**Data about app and page elements**
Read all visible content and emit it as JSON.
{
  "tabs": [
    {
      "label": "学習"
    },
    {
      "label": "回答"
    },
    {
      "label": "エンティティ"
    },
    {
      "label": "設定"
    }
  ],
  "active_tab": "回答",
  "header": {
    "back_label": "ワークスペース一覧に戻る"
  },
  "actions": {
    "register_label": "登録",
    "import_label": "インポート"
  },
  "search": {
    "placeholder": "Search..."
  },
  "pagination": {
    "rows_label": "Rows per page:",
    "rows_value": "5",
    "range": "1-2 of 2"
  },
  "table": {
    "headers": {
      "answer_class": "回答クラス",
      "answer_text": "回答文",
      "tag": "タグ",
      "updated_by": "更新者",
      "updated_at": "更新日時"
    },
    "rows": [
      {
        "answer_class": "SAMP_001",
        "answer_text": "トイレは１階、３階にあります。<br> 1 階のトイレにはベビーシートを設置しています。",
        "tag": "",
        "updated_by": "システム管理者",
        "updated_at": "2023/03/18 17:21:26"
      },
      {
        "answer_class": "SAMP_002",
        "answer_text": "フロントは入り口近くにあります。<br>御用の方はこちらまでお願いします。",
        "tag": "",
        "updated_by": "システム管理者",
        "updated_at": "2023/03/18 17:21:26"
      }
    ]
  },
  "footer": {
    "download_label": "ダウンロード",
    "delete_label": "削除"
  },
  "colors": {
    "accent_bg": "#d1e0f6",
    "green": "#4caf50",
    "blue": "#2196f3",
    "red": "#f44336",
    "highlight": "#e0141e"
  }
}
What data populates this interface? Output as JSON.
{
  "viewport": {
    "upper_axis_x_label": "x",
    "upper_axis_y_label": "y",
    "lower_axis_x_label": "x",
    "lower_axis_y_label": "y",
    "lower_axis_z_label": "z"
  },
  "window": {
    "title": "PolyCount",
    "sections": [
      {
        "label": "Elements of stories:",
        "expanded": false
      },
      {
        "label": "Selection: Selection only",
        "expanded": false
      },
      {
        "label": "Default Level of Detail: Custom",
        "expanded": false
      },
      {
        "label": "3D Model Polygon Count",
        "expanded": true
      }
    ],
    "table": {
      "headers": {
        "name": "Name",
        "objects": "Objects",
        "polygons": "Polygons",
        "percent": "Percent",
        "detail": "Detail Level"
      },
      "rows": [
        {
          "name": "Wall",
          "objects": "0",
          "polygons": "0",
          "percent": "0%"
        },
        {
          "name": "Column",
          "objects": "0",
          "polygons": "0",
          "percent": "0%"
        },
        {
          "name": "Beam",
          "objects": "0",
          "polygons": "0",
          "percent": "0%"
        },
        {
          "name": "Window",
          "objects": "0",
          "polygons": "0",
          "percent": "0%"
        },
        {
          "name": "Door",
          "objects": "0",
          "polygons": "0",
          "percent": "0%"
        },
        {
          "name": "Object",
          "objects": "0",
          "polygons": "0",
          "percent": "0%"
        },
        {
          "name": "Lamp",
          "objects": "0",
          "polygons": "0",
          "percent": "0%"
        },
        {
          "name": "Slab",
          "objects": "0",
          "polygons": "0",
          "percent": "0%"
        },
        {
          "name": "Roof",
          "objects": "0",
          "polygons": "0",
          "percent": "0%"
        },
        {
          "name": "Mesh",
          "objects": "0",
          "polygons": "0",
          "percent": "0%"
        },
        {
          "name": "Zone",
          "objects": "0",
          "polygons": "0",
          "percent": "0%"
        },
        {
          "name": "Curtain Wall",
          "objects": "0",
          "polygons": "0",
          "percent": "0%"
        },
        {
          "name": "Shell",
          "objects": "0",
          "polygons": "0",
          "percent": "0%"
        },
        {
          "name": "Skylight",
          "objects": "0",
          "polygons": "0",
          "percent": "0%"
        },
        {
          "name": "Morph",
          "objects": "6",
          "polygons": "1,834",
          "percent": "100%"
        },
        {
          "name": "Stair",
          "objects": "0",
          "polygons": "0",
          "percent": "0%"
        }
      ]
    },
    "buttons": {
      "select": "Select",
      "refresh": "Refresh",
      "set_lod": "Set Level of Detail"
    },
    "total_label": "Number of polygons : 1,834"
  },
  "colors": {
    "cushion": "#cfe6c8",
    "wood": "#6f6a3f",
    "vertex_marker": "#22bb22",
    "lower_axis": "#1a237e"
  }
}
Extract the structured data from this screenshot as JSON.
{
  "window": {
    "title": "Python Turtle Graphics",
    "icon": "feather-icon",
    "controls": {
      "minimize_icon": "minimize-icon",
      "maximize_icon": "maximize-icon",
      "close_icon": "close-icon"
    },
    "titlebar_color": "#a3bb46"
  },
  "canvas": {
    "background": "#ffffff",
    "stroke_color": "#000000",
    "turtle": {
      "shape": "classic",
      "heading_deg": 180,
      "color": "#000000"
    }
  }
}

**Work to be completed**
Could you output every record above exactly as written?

**Solution**
Read all visible content and emit it as JSON.
{
  "tabs": [
    {
      "label": "学習"
    },
    {
      "label": "回答"
    },
    {
      "label": "エンティティ"
    },
    {
      "label": "設定"
    }
  ],
  "active_tab": "回答",
  "header": {
    "back_label": "ワークスペース一覧に戻る"
  },
  "actions": {
    "register_label": "登録",
    "import_label": "インポート"
  },
  "search": {
    "placeholder": "Search..."
  },
  "pagination": {
    "rows_label": "Rows per page:",
    "rows_value": "5",
    "range": "1-2 of 2"
  },
  "table": {
    "headers": {
      "answer_class": "回答クラス",
      "answer_text": "回答文",
      "tag": "タグ",
      "updated_by": "更新者",
      "updated_at": "更新日時"
    },
    "rows": [
      {
        "answer_class": "SAMP_001",
        "answer_text": "トイレは１階、３階にあります。<br> 1 階のトイレにはベビーシートを設置しています。",
        "tag": "",
        "updated_by": "システム管理者",
        "updated_at": "2023/03/18 17:21:26"
      },
      {
        "answer_class": "SAMP_002",
        "answer_text": "フロントは入り口近くにあります。<br>御用の方はこちらまでお願いします。",
        "tag": "",
        "updated_by": "システム管理者",
        "updated_at": "2023/03/18 17:21:26"
      }
    ]
  },
  "footer": {
    "download_label": "ダウンロード",
    "delete_label": "削除"
  },
  "colors": {
    "accent_bg": "#d1e0f6",
    "green": "#4caf50",
    "blue": "#2196f3",
    "red": "#f44336",
    "highlight": "#e0141e"
  }
}
What data populates this interface? Output as JSON.
{
  "viewport": {
    "upper_axis_x_label": "x",
    "upper_axis_y_label": "y",
    "lower_axis_x_label": "x",
    "lower_axis_y_label": "y",
    "lower_axis_z_label": "z"
  },
  "window": {
    "title": "PolyCount",
    "sections": [
      {
        "label": "Elements of stories:",
        "expanded": false
      },
      {
        "label": "Selection: Selection only",
        "expanded": false
      },
      {
        "label": "Default Level of Detail: Custom",
        "expanded": false
      },
      {
        "label": "3D Model Polygon Count",
        "expanded": true
      }
    ],
    "table": {
      "headers": {
        "name": "Name",
        "objects": "Objects",
        "polygons": "Polygons",
        "percent": "Percent",
        "detail": "Detail Level"
      },
      "rows": [
        {
          "name": "Wall",
          "objects": "0",
          "polygons": "0",
          "percent": "0%"
        },
        {
          "name": "Column",
          "objects": "0",
          "polygons": "0",
          "percent": "0%"
        },
        {
          "name": "Beam",
          "objects": "0",
          "polygons": "0",
          "percent": "0%"
        },
        {
          "name": "Window",
          "objects": "0",
          "polygons": "0",
          "percent": "0%"
        },
        {
          "name": "Door",
          "objects": "0",
          "polygons": "0",
          "percent": "0%"
        },
        {
          "name": "Object",
          "objects": "0",
          "polygons": "0",
          "percent": "0%"
        },
        {
          "name": "Lamp",
          "objects": "0",
          "polygons": "0",
          "percent": "0%"
        },
        {
          "name": "Slab",
          "objects": "0",
          "polygons": "0",
          "percent": "0%"
        },
        {
          "name": "Roof",
          "objects": "0",
          "polygons": "0",
          "percent": "0%"
        },
        {
          "name": "Mesh",
          "objects": "0",
          "polygons": "0",
          "percent": "0%"
        },
        {
          "name": "Zone",
          "objects": "0",
          "polygons": "0",
          "percent": "0%"
        },
        {
          "name": "Curtain Wall",
          "objects": "0",
          "polygons": "0",
          "percent": "0%"
        },
        {
          "name": "Shell",
          "objects": "0",
          "polygons": "0",
          "percent": "0%"
        },
        {
          "name": "Skylight",
          "objects": "0",
          "polygons": "0",
          "percent": "0%"
        },
        {
          "name": "Morph",
          "objects": "6",
          "polygons": "1,834",
          "percent": "100%"
        },
        {
          "name": "Stair",
          "objects": "0",
          "polygons": "0",
          "percent": "0%"
        }
      ]
    },
    "buttons": {
      "select": "Select",
      "refresh": "Refresh",
      "set_lod": "Set Level of Detail"
    },
    "total_label": "Number of polygons : 1,834"
  },
  "colors": {
    "cushion": "#cfe6c8",
    "wood": "#6f6a3f",
    "vertex_marker": "#22bb22",
    "lower_axis": "#1a237e"
  }
}
Extract the structured data from this screenshot as JSON.
{
  "window": {
    "title": "Python Turtle Graphics",
    "icon": "feather-icon",
    "controls": {
      "minimize_icon": "minimize-icon",
      "maximize_icon": "maximize-icon",
      "close_icon": "close-icon"
    },
    "titlebar_color": "#a3bb46"
  },
  "canvas": {
    "background": "#ffffff",
    "stroke_color": "#000000",
    "turtle": {
      "shape": "classic",
      "heading_deg": 180,
      "color": "#000000"
    }
  }
}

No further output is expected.